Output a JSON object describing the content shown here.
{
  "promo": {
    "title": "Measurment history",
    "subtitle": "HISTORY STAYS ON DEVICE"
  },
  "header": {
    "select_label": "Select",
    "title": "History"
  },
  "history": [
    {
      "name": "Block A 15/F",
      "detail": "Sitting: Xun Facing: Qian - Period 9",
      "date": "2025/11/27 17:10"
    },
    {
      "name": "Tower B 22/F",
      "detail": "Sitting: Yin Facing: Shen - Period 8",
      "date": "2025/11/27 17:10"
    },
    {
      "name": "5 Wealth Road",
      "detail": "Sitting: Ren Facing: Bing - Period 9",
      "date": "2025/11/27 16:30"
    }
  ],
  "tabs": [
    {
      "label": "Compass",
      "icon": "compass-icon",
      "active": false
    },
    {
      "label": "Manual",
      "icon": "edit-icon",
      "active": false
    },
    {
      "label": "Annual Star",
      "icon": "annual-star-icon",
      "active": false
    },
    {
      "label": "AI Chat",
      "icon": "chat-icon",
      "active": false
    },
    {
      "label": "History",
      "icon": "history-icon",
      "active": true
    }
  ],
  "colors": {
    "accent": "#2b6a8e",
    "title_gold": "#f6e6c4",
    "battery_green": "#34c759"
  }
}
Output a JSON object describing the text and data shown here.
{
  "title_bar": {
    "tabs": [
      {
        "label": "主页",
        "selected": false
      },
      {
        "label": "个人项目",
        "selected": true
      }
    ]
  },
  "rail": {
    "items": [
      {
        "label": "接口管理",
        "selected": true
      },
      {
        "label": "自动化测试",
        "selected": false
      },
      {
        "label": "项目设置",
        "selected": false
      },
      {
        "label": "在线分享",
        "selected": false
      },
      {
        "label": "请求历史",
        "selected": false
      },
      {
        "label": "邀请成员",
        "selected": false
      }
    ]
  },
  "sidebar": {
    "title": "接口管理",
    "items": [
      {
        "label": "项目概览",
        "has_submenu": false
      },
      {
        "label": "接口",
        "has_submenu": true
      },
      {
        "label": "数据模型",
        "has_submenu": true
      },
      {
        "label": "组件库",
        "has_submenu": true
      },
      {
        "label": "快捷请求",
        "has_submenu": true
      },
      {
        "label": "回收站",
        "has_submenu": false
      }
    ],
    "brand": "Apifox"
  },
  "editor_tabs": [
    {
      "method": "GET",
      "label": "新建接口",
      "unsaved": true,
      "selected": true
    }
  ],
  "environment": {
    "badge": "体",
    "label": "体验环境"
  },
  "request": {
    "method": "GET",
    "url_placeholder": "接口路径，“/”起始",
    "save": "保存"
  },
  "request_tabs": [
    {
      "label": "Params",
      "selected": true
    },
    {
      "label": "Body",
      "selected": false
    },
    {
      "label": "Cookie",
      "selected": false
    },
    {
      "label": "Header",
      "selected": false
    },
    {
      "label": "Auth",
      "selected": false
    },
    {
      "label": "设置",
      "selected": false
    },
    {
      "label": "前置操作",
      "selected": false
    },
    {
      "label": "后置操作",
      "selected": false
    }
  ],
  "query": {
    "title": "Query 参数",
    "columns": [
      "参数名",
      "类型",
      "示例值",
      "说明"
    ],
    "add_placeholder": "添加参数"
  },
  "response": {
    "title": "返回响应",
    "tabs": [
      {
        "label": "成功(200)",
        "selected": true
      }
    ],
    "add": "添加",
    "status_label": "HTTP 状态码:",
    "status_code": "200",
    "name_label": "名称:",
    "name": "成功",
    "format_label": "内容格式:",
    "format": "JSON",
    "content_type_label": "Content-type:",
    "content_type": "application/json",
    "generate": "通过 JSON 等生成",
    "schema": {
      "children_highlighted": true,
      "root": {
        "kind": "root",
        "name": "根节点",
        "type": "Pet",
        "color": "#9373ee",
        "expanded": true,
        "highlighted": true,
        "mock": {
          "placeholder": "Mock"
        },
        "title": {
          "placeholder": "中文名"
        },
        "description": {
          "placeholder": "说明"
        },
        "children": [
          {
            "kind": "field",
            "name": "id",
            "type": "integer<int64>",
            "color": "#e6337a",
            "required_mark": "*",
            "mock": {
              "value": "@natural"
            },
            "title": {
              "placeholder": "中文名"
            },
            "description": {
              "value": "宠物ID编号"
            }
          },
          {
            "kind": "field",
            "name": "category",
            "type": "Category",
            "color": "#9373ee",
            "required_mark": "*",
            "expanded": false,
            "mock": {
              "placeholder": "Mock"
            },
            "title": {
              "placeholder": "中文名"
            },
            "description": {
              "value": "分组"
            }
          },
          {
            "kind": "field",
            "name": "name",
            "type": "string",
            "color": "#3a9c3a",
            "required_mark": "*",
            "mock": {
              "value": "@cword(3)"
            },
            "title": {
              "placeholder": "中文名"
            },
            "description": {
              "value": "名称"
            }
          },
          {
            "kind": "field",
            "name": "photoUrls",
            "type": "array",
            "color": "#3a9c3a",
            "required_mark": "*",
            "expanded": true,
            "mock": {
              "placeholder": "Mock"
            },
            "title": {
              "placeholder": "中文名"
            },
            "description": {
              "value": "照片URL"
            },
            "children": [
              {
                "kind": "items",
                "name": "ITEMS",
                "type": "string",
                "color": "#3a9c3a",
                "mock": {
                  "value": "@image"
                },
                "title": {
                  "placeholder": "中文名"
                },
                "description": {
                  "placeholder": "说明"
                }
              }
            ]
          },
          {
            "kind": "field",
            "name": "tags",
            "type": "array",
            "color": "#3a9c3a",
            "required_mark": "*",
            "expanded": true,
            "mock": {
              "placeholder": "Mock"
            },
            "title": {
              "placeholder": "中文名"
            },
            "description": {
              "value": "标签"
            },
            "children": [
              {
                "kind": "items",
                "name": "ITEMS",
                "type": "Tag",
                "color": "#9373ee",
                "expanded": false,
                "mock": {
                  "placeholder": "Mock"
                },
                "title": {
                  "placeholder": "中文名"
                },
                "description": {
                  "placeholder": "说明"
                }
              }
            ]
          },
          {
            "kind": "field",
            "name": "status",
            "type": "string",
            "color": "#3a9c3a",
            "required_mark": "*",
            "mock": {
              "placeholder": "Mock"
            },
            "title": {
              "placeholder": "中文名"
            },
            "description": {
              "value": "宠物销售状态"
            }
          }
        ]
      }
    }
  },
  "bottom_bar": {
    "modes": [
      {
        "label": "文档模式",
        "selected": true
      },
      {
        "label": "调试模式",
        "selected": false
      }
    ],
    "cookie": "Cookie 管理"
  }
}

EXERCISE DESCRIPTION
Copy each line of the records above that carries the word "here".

TASK ANSWER
Output a JSON object describing the content shown here.
Output a JSON object describing the text and data shown here.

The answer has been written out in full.